Print every line below without adding or leaving out a single word.

---------- Given entries ----------

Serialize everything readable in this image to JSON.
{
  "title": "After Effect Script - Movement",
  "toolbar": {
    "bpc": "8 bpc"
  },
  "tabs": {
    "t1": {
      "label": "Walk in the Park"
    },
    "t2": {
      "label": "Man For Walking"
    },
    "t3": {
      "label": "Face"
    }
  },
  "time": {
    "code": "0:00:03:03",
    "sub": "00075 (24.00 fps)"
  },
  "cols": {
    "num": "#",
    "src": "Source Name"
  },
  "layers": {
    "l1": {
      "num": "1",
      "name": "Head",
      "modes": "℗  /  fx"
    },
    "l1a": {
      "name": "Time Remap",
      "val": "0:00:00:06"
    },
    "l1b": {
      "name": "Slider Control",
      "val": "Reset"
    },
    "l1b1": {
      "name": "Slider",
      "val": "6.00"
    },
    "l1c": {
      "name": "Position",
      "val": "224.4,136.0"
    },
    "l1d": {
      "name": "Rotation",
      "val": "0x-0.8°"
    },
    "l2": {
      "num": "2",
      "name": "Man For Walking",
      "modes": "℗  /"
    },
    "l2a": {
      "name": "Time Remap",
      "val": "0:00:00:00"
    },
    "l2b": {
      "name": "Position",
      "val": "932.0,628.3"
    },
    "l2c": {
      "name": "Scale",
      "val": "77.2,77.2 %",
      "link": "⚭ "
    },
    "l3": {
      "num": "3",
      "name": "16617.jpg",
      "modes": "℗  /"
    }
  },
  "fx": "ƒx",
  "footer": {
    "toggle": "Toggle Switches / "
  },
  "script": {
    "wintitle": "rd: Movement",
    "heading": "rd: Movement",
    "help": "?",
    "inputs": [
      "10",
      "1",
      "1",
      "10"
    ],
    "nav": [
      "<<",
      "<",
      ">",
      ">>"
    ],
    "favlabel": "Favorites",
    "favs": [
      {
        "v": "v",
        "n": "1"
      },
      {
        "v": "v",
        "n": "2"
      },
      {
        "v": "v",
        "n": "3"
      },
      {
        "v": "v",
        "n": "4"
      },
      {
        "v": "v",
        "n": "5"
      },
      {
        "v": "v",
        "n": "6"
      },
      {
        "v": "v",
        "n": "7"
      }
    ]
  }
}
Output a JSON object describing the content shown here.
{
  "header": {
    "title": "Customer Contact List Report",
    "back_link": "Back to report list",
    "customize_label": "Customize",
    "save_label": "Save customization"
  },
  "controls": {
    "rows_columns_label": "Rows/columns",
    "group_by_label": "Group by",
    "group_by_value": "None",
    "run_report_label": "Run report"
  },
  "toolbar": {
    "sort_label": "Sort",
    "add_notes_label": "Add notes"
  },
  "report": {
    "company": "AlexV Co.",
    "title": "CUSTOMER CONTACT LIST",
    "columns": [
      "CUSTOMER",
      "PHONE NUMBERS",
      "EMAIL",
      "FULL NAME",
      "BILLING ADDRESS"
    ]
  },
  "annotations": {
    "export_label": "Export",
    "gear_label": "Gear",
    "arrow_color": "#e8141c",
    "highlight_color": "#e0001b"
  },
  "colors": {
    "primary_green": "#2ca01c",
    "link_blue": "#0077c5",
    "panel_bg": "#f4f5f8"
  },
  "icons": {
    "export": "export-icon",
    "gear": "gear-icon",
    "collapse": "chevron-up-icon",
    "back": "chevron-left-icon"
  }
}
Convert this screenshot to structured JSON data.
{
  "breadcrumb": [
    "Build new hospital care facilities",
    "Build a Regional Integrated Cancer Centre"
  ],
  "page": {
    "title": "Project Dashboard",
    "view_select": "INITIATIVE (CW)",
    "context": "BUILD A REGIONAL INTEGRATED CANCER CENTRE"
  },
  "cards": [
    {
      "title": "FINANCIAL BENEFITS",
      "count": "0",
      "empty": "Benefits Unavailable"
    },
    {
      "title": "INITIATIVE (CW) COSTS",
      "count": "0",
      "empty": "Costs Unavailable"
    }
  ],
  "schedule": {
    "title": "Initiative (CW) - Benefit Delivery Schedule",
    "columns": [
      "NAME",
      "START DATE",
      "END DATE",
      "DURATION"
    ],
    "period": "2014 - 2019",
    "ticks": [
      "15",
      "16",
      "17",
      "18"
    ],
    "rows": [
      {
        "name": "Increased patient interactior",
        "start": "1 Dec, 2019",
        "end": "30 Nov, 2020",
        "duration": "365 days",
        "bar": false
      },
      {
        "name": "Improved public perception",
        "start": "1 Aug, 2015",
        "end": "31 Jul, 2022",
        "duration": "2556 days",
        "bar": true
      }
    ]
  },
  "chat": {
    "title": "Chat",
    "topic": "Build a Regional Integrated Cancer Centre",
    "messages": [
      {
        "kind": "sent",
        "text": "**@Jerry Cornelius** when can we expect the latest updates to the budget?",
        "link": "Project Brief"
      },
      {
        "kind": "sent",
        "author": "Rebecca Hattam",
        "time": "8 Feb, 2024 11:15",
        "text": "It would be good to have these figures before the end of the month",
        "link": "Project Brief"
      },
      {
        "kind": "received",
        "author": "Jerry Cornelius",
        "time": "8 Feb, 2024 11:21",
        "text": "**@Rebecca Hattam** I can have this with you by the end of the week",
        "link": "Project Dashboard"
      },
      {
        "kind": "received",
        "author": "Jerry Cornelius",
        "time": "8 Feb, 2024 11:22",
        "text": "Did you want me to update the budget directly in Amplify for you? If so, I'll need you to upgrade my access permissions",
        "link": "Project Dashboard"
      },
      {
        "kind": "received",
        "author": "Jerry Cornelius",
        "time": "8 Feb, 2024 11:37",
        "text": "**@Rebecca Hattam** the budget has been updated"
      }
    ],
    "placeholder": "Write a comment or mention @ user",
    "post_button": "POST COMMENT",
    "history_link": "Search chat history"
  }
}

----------

Output for this exercise
Serialize everything readable in this image to JSON.
{
  "title": "After Effect Script - Movement",
  "toolbar": {
    "bpc": "8 bpc"
  },
  "tabs": {
    "t1": {
      "label": "Walk in the Park"
    },
    "t2": {
      "label": "Man For Walking"
    },
    "t3": {
      "label": "Face"
    }
  },
  "time": {
    "code": "0:00:03:03",
    "sub": "00075 (24.00 fps)"
  },
  "cols": {
    "num": "#",
    "src": "Source Name"
  },
  "layers": {
    "l1": {
      "num": "1",
      "name": "Head",
      "modes": "℗  /  fx"
    },
    "l1a": {
      "name": "Time Remap",
      "val": "0:00:00:06"
    },
    "l1b": {
      "name": "Slider Control",
      "val": "Reset"
    },
    "l1b1": {
      "name": "Slider",
      "val": "6.00"
    },
    "l1c": {
      "name": "Position",
      "val": "224.4,136.0"
    },
    "l1d": {
      "name": "Rotation",
      "val": "0x-0.8°"
    },
    "l2": {
      "num": "2",
      "name": "Man For Walking",
      "modes": "℗  /"
    },
    "l2a": {
      "name": "Time Remap",
      "val": "0:00:00:00"
    },
    "l2b": {
      "name": "Position",
      "val": "932.0,628.3"
    },
    "l2c": {
      "name": "Scale",
      "val": "77.2,77.2 %",
      "link": "⚭ "
    },
    "l3": {
      "num": "3",
      "name": "16617.jpg",
      "modes": "℗  /"
    }
  },
  "fx": "ƒx",
  "footer": {
    "toggle": "Toggle Switches / "
  },
  "script": {
    "wintitle": "rd: Movement",
    "heading": "rd: Movement",
    "help": "?",
    "inputs": [
      "10",
      "1",
      "1",
      "10"
    ],
    "nav": [
      "<<",
      "<",
      ">",
      ">>"
    ],
    "favlabel": "Favorites",
    "favs": [
      {
        "v": "v",
        "n": "1"
      },
      {
        "v": "v",
        "n": "2"
      },
      {
        "v": "v",
        "n": "3"
      },
      {
        "v": "v",
        "n": "4"
      },
      {
        "v": "v",
        "n": "5"
      },
      {
        "v": "v",
        "n": "6"
      },
      {
        "v": "v",
        "n": "7"
      }
    ]
  }
}
Output a JSON object describing the content shown here.
{
  "header": {
    "title": "Customer Contact List Report",
    "back_link": "Back to report list",
    "customize_label": "Customize",
    "save_label": "Save customization"
  },
  "controls": {
    "rows_columns_label": "Rows/columns",
    "group_by_label": "Group by",
    "group_by_value": "None",
    "run_report_label": "Run report"
  },
  "toolbar": {
    "sort_label": "Sort",
    "add_notes_label": "Add notes"
  },
  "report": {
    "company": "AlexV Co.",
    "title": "CUSTOMER CONTACT LIST",
    "columns": [
      "CUSTOMER",
      "PHONE NUMBERS",
      "EMAIL",
      "FULL NAME",
      "BILLING ADDRESS"
    ]
  },
  "annotations": {
    "export_label": "Export",
    "gear_label": "Gear",
    "arrow_color": "#e8141c",
    "highlight_color": "#e0001b"
  },
  "colors": {
    "primary_green": "#2ca01c",
    "link_blue": "#0077c5",
    "panel_bg": "#f4f5f8"
  },
  "icons": {
    "export": "export-icon",
    "gear": "gear-icon",
    "collapse": "chevron-up-icon",
    "back": "chevron-left-icon"
  }
}
Convert this screenshot to structured JSON data.
{
  "breadcrumb": [
    "Build new hospital care facilities",
    "Build a Regional Integrated Cancer Centre"
  ],
  "page": {
    "title": "Project Dashboard",
    "view_select": "INITIATIVE (CW)",
    "context": "BUILD A REGIONAL INTEGRATED CANCER CENTRE"
  },
  "cards": [
    {
      "title": "FINANCIAL BENEFITS",
      "count": "0",
      "empty": "Benefits Unavailable"
    },
    {
      "title": "INITIATIVE (CW) COSTS",
      "count": "0",
      "empty": "Costs Unavailable"
    }
  ],
  "schedule": {
    "title": "Initiative (CW) - Benefit Delivery Schedule",
    "columns": [
      "NAME",
      "START DATE",
      "END DATE",
      "DURATION"
    ],
    "period": "2014 - 2019",
    "ticks": [
      "15",
      "16",
      "17",
      "18"
    ],
    "rows": [
      {
        "name": "Increased patient interactior",
        "start": "1 Dec, 2019",
        "end": "30 Nov, 2020",
        "duration": "365 days",
        "bar": false
      },
      {
        "name": "Improved public perception",
        "start": "1 Aug, 2015",
        "end": "31 Jul, 2022",
        "duration": "2556 days",
        "bar": true
      }
    ]
  },
  "chat": {
    "title": "Chat",
    "topic": "Build a Regional Integrated Cancer Centre",
    "messages": [
      {
        "kind": "sent",
        "text": "**@Jerry Cornelius** when can we expect the latest updates to the budget?",
        "link": "Project Brief"
      },
      {
        "kind": "sent",
        "author": "Rebecca Hattam",
        "time": "8 Feb, 2024 11:15",
        "text": "It would be good to have these figures before the end of the month",
        "link": "Project Brief"
      },
      {
        "kind": "received",
        "author": "Jerry Cornelius",
        "time": "8 Feb, 2024 11:21",
        "text": "**@Rebecca Hattam** I can have this with you by the end of the week",
        "link": "Project Dashboard"
      },
      {
        "kind": "received",
        "author": "Jerry Cornelius",
        "time": "8 Feb, 2024 11:22",
        "text": "Did you want me to update the budget directly in Amplify for you? If so, I'll need you to upgrade my access permissions",
        "link": "Project Dashboard"
      },
      {
        "kind": "received",
        "author": "Jerry Cornelius",
        "time": "8 Feb, 2024 11:37",
        "text": "**@Rebecca Hattam** the budget has been updated"
      }
    ],
    "placeholder": "Write a comment or mention @ user",
    "post_button": "POST COMMENT",
    "history_link": "Search chat history"
  }
}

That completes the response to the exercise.